- An Unusual Case of Systemic Inflammatory Myofibroblastic Tumor with Successful Treatment with ALK-Inhibitor. [Journal Article]
- Case Rep Pathol 2014.:470340.

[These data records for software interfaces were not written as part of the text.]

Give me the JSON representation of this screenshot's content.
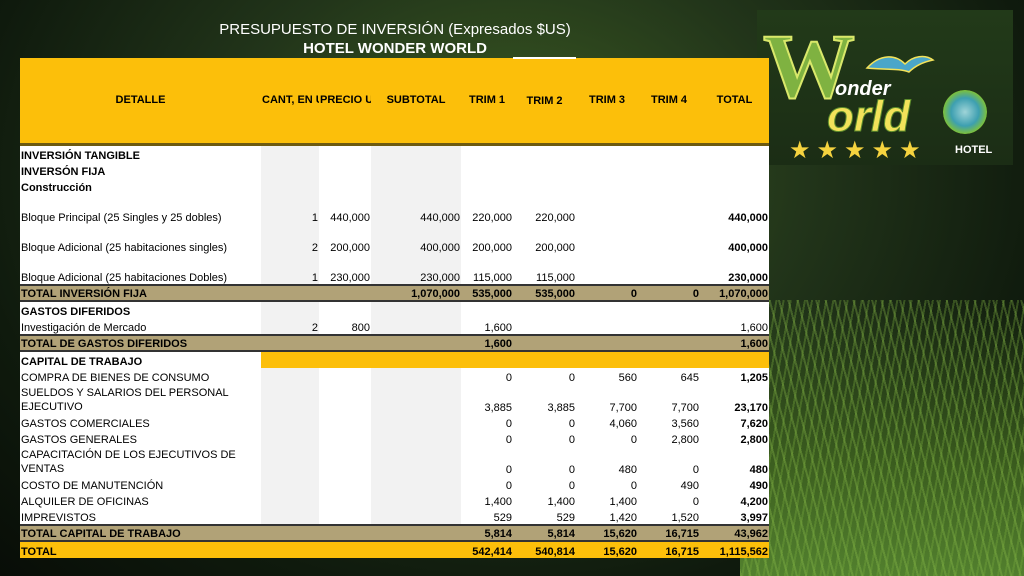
{
  "title": {
    "line1": "PRESUPUESTO DE INVERSIÓN (Expresados $US)",
    "line2": "HOTEL WONDER WORLD"
  },
  "logo": {
    "big_letter": "W",
    "word1": "onder",
    "word2": "orld",
    "stars": "★★★★★",
    "caption": "HOTEL"
  },
  "headers": [
    "DETALLE",
    "CANT, EN UNID.",
    "PRECIO UNIT. BRUTO EN $US",
    "SUBTOTAL",
    "TRIM 1",
    "TRIM 2",
    "TRIM 3",
    "TRIM 4",
    "TOTAL"
  ],
  "rows": [
    {
      "cells": [
        "INVERSIÓN TANGIBLE",
        "",
        "",
        "",
        "",
        "",
        "",
        "",
        ""
      ],
      "style": "section"
    },
    {
      "cells": [
        "INVERSÓN FIJA",
        "",
        "",
        "",
        "",
        "",
        "",
        "",
        ""
      ],
      "style": "section"
    },
    {
      "cells": [
        "Construcción",
        "",
        "",
        "",
        "",
        "",
        "",
        "",
        ""
      ],
      "style": "section"
    },
    {
      "cells": [
        "Bloque Principal (25 Singles y 25 dobles)",
        "1",
        "440,000",
        "440,000",
        "220,000",
        "220,000",
        "",
        "",
        "440,000"
      ],
      "style": "tall"
    },
    {
      "cells": [
        "Bloque Adicional (25 habitaciones singles)",
        "2",
        "200,000",
        "400,000",
        "200,000",
        "200,000",
        "",
        "",
        "400,000"
      ],
      "style": "tall"
    },
    {
      "cells": [
        "Bloque Adicional (25 habitaciones Dobles)",
        "1",
        "230,000",
        "230,000",
        "115,000",
        "115,000",
        "",
        "",
        "230,000"
      ],
      "style": "tall"
    },
    {
      "cells": [
        "TOTAL INVERSIÓN FIJA",
        "",
        "",
        "1,070,000",
        "535,000",
        "535,000",
        "0",
        "0",
        "1,070,000"
      ],
      "style": "total-olive"
    },
    {
      "cells": [
        "GASTOS DIFERIDOS",
        "",
        "",
        "",
        "",
        "",
        "",
        "",
        ""
      ],
      "style": "section"
    },
    {
      "cells": [
        "Investigación de Mercado",
        "2",
        "800",
        "",
        "1,600",
        "",
        "",
        "",
        "1,600"
      ],
      "style": "plain"
    },
    {
      "cells": [
        "TOTAL DE GASTOS DIFERIDOS",
        "",
        "",
        "",
        "1,600",
        "",
        "",
        "",
        "1,600"
      ],
      "style": "total-olive"
    },
    {
      "cells": [
        "CAPITAL DE TRABAJO",
        "",
        "",
        "",
        "",
        "",
        "",
        "",
        ""
      ],
      "style": "section-gold"
    },
    {
      "cells": [
        "COMPRA DE BIENES DE CONSUMO",
        "",
        "",
        "",
        "0",
        "0",
        "560",
        "645",
        "1,205"
      ],
      "style": "plain"
    },
    {
      "cells": [
        "SUELDOS Y SALARIOS DEL PERSONAL EJECUTIVO",
        "",
        "",
        "",
        "3,885",
        "3,885",
        "7,700",
        "7,700",
        "23,170"
      ],
      "style": "tall-wrap"
    },
    {
      "cells": [
        "GASTOS COMERCIALES",
        "",
        "",
        "",
        "0",
        "0",
        "4,060",
        "3,560",
        "7,620"
      ],
      "style": "plain"
    },
    {
      "cells": [
        "GASTOS GENERALES",
        "",
        "",
        "",
        "0",
        "0",
        "0",
        "2,800",
        "2,800"
      ],
      "style": "plain"
    },
    {
      "cells": [
        "CAPACITACIÓN DE LOS EJECUTIVOS DE VENTAS",
        "",
        "",
        "",
        "0",
        "0",
        "480",
        "0",
        "480"
      ],
      "style": "tall-wrap"
    },
    {
      "cells": [
        "COSTO DE MANUTENCIÓN",
        "",
        "",
        "",
        "0",
        "0",
        "0",
        "490",
        "490"
      ],
      "style": "plain"
    },
    {
      "cells": [
        "ALQUILER DE OFICINAS",
        "",
        "",
        "",
        "1,400",
        "1,400",
        "1,400",
        "0",
        "4,200"
      ],
      "style": "plain"
    },
    {
      "cells": [
        "IMPREVISTOS",
        "",
        "",
        "",
        "529",
        "529",
        "1,420",
        "1,520",
        "3,997"
      ],
      "style": "plain"
    },
    {
      "cells": [
        "TOTAL CAPITAL DE TRABAJO",
        "",
        "",
        "",
        "5,814",
        "5,814",
        "15,620",
        "16,715",
        "43,962"
      ],
      "style": "total-olive"
    },
    {
      "cells": [
        "TOTAL",
        "",
        "",
        "",
        "542,414",
        "540,814",
        "15,620",
        "16,715",
        "1,115,562"
      ],
      "style": "total-gold"
    }
  ]
}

Systemic inflammatory myofibroblastic tumor is an exceedingly rare entity. A 45-year-old Hispanic female presented with a 6-month history of left-sided thigh pain, low back pain, and generalized weakness. PET/CT scan revealed abnormal activity in the liver, adrenal gland, and pancreas. MRI of the abdomen demonstrated two 6-7 cm masses in the liver. MRI of the lumbar spine demonstrated lesions in the L2 to L4 spinous processes, paraspinal muscles, and subcutaneous tissues, as well as an 8 mm enhancing intradural lesion at T11, all thought to be metastatic disease. A biopsy of the liver showed portal tract expansion by a spindle cell proliferation rich in inflammation. Tumor cells showed immunoreactivity for smooth muscle actin and anaplastic lymphoma kinase 1 (ALK1). Tissue from the L5 vertebra showed a process histologically identical to that seen in the liver. FISH analysis of these lesions demonstrated an ALK (2p23) gene rearrangement. The patient was successfully treated with an ALK-inhibitor, Crizotinib, and is now in complete remission. We present the first reported case, to our knowledge, of inflammatory myofibroblastic tumor with systemic manifestations and ALK translocation. This case is a prime example of how personalized medicine has vastly improved patient care through the use of molecular-targeted therapy.